Or better put, cool, casual competence and understatement vs. self-seriousness, outrage, and mounds and mounds of personal resentment.
So we happened to stumble upon an old mid-70s copy of the Moosewood Cookbook a little while ago and couldn’t believe the calm rationality of the last paragraph of its introduction:
There is no specific dogma attached to the Moosewood cuisine. Moosewood cooks prepare meals which are nutritionally-balanced and aesthetically pleasing, using — in addition to vegetables — cheese, eggs, nuts, beans, grains, bean curd, and fresh fish (served on weekend evenings). Perhaps most of Moosewood’s customers are not strict vegetarians (or vegetarians at all), but they are drawn to the restaurant for the experience of a meal cooked with skill and care.
Looking through the book it’s like, “Yeah, these kind of are vegetarian recipes…” But it creeps up on you. There’s no hype attached to their introduction, no malice, no egotistical virtue signaling or self-promotion, no righteous pontificating about the morality of certain cuisines over others, and no angst.
Compare a beautiful paragraph like the above to a typical one from today, aside from its lucid prose style. People in the late 60s and early 70s took some things very seriously of course– like their politics — but they kept both their sense of outrage and their blood pressure down when it came to livability issues like food and sex. Nowadays it’s cant and outrage all around.
Who goes to Monterey from Burbank?
Small jet service to connect Monterey with Burbank and Orange County for $99 each way.
Not long after the announcement of new airline service northward to Seattle, Monterey Regional Airport’s reach is also expanding southward with a new “hop-on” jet service that will take passengers to two airports in Southern California.
JSX, which bills itself as a “hassle-free,” simple and “joyful” jet service announced on Feb. 11 that it will begin seasonal flights on April 17 linking MRY’s private jet terminal to Burbank and Orange County airports. Each way will cost $99 Flights will be scheduled for Thursdays, Fridays, Saturdays and Mondays.
Students go, possibly. But it’s been over 40 years since we’ve heard of a Burbank-Santa Cruz express. It’s long been out of style.
Passengers can arrive just 20 minutes before departure and are able to check up to three complimentary bags. JSX boasts “business-class leg room along with free snacks and drinks, including cocktails,” according to a press release.
People actually have the money for these sorts of regular weekend jaunts?
Look at those faces.
There are no worse East Coast elitists now than the young ones. They know nothing.
And they think it’s their century. They can have it.

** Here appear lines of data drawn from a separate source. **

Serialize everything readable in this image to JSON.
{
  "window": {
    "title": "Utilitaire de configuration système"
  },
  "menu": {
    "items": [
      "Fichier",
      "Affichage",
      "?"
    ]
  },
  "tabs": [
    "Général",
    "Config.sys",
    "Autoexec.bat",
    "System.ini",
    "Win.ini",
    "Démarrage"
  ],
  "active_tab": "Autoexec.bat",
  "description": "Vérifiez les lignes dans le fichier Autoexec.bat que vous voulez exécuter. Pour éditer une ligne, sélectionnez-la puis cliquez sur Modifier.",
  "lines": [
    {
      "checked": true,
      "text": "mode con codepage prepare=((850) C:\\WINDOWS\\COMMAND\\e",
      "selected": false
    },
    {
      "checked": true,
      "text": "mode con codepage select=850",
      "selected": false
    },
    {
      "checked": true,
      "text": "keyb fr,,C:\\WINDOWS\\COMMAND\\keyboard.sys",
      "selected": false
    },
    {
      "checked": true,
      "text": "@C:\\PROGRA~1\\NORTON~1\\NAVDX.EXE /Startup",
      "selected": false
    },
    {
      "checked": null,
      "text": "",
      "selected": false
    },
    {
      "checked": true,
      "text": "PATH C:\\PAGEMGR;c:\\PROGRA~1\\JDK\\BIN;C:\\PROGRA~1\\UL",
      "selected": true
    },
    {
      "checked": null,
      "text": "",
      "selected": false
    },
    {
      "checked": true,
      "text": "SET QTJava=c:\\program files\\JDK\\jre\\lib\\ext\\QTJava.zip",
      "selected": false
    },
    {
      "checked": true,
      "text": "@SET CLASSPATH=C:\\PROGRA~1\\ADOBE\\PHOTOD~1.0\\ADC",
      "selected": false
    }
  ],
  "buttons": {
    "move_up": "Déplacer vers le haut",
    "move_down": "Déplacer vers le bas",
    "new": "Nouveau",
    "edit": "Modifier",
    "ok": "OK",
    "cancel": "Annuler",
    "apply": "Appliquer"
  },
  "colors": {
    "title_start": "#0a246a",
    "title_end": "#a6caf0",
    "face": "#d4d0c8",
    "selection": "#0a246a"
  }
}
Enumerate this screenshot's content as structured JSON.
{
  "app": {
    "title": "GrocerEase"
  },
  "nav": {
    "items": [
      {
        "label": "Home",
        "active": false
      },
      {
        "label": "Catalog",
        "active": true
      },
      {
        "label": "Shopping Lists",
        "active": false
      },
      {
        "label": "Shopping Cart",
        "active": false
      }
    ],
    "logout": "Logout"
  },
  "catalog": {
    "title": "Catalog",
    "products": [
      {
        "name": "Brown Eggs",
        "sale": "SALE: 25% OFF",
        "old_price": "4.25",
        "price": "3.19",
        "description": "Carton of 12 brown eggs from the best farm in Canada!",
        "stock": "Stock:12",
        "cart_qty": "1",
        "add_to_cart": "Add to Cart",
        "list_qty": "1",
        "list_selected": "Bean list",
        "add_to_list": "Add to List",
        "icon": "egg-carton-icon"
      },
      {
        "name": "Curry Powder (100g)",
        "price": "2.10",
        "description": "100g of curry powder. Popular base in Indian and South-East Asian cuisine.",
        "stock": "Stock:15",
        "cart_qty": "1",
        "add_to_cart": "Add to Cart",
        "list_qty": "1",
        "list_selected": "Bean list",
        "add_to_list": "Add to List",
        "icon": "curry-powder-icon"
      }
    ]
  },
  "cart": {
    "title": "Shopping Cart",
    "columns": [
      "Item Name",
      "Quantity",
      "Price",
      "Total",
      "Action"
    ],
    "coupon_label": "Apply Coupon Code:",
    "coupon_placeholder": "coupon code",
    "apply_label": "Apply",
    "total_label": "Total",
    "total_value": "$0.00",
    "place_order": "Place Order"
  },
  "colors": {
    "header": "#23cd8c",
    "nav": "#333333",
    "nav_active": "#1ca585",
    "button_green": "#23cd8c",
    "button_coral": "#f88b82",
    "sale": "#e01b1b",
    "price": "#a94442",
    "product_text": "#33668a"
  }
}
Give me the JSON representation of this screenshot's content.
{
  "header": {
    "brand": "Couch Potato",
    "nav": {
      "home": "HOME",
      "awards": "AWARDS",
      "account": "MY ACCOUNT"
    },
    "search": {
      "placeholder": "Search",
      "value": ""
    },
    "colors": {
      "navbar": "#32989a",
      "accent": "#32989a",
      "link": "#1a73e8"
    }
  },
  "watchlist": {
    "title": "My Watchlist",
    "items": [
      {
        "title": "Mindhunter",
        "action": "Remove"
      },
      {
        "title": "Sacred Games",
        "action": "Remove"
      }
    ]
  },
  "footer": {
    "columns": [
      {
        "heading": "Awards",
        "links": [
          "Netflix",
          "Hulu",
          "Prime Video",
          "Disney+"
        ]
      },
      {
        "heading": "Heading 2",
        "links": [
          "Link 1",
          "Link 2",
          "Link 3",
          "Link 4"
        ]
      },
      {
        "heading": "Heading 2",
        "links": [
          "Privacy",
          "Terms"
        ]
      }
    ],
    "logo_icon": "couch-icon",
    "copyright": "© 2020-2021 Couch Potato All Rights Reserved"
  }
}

US entertainment giant Warner Bros is negotiating to establish family entertainment centres in Indian malls.
The firm has already been seeking 20,000–30,000sqft of mall real estate for some time now in the hopes of setting up branded spaces to show off its popular brands such as DC and Harry Potter.
Observers of the proposed move have speculated that the business will use the centres to assess the Indian market for its entertainment brand, considering the success of its expansive Warner Bros World indoor theme park in Abu Dhabi.
Warner Bros has not released a public statement about its Indian expansion plans.
Those poor countries. All this crap spreading outwards.